* [Exercise]: Going line by line through the entries below, count those that contain "font". Give the number by itself.

BEGIN Extracted entries

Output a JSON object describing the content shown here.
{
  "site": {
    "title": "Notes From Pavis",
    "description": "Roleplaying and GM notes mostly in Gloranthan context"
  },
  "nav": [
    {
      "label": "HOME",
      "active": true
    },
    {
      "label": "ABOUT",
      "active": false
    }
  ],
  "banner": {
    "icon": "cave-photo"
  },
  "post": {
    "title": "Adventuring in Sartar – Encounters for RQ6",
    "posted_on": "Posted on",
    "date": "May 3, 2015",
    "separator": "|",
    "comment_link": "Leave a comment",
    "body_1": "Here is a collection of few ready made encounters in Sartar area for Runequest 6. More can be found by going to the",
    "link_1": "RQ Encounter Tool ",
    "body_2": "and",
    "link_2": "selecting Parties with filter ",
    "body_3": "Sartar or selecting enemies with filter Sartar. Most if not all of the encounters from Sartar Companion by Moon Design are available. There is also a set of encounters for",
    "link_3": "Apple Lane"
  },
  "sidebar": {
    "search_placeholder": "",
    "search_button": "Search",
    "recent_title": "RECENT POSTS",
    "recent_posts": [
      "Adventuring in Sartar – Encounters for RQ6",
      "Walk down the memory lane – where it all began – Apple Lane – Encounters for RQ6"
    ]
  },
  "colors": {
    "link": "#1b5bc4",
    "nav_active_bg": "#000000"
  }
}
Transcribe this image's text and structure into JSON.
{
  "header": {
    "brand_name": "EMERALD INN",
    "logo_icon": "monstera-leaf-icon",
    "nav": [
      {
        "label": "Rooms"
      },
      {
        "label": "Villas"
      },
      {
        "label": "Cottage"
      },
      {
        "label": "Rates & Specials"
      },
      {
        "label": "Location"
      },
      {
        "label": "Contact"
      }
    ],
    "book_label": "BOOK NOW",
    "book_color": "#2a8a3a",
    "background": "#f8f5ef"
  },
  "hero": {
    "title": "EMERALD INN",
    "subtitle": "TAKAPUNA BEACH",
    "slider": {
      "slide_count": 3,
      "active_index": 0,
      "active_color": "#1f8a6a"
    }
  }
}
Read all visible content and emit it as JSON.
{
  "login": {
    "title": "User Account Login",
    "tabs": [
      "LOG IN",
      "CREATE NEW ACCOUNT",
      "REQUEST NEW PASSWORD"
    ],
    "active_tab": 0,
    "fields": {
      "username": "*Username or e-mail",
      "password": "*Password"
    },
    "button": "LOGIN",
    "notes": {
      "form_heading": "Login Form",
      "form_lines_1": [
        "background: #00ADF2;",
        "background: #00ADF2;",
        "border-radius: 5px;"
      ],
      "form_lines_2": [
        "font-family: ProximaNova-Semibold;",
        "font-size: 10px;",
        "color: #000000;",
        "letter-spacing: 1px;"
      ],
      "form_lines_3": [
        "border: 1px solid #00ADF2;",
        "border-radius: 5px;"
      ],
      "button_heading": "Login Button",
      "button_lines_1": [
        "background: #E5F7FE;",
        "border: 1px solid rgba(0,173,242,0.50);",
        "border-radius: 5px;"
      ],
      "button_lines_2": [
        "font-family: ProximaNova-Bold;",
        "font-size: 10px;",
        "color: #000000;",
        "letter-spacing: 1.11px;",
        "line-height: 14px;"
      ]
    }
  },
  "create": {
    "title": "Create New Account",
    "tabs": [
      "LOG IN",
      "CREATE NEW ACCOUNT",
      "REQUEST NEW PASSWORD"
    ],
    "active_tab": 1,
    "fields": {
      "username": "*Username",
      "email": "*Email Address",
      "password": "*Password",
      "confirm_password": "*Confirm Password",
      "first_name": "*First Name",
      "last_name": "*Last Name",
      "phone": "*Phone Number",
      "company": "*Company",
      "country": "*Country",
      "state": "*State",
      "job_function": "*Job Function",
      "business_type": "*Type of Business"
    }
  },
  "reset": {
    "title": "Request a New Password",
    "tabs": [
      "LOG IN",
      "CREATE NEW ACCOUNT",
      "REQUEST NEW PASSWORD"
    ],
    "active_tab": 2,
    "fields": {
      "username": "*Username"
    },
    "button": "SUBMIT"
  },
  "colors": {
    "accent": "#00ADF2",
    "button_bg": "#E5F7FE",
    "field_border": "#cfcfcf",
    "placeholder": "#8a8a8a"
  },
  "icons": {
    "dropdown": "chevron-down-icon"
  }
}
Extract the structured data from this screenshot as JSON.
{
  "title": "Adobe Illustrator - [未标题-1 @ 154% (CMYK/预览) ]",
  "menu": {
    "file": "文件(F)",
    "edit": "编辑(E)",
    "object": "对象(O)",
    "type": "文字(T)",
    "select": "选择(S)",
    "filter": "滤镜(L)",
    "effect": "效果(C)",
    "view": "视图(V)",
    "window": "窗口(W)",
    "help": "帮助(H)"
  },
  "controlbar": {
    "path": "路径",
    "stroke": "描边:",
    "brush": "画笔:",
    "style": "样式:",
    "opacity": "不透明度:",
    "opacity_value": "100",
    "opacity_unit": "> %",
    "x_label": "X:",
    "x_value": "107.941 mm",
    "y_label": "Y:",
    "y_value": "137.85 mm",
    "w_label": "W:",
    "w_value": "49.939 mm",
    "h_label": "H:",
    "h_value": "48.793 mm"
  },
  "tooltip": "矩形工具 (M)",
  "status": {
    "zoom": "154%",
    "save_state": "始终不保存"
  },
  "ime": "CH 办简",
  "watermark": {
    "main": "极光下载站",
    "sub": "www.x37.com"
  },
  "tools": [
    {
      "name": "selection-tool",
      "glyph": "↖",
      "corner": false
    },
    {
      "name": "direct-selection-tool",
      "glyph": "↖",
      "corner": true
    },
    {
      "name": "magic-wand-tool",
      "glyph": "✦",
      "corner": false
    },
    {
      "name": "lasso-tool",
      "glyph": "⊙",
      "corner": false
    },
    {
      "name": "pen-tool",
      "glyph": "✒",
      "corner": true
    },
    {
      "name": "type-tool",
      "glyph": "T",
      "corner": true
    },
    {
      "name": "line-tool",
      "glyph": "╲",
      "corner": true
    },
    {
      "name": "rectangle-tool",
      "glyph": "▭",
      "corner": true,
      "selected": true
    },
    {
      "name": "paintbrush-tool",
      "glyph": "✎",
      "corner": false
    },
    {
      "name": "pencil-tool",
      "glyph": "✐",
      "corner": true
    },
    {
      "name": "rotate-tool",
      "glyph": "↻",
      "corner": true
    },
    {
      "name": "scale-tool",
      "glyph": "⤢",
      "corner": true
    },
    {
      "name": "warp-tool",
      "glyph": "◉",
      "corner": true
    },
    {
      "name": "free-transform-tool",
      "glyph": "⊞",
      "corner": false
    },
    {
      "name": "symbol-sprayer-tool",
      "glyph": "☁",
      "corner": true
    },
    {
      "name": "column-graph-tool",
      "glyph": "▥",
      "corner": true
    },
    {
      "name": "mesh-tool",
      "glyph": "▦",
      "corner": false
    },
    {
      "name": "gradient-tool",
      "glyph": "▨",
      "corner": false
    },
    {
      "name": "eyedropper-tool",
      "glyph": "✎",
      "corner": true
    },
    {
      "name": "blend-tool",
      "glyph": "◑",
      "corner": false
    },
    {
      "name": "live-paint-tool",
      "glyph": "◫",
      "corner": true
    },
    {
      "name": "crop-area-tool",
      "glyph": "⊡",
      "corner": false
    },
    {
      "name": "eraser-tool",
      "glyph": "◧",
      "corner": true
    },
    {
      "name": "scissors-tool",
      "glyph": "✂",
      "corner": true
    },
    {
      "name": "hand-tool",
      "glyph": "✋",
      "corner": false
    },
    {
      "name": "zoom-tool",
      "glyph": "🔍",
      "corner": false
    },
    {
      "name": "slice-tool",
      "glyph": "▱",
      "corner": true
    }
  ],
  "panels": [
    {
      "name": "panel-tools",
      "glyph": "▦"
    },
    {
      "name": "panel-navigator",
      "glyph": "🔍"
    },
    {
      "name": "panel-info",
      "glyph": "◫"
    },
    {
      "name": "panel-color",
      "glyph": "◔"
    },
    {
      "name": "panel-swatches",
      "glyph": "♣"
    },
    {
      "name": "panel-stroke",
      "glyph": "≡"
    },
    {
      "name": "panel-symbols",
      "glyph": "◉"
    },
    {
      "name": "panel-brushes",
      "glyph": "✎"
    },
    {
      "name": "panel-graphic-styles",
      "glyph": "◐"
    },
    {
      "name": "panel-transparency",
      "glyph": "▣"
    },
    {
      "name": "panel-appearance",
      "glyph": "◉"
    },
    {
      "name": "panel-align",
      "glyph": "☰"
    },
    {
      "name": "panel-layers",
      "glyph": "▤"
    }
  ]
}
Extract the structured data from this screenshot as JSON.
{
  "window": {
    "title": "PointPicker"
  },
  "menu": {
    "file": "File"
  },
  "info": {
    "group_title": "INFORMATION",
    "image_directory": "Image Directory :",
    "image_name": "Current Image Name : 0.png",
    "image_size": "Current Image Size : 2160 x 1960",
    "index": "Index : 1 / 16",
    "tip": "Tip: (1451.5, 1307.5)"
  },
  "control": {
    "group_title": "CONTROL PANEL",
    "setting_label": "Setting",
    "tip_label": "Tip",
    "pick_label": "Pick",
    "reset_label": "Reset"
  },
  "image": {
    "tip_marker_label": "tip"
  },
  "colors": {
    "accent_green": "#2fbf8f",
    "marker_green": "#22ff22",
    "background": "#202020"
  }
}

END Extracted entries

* [Output for this task]: 4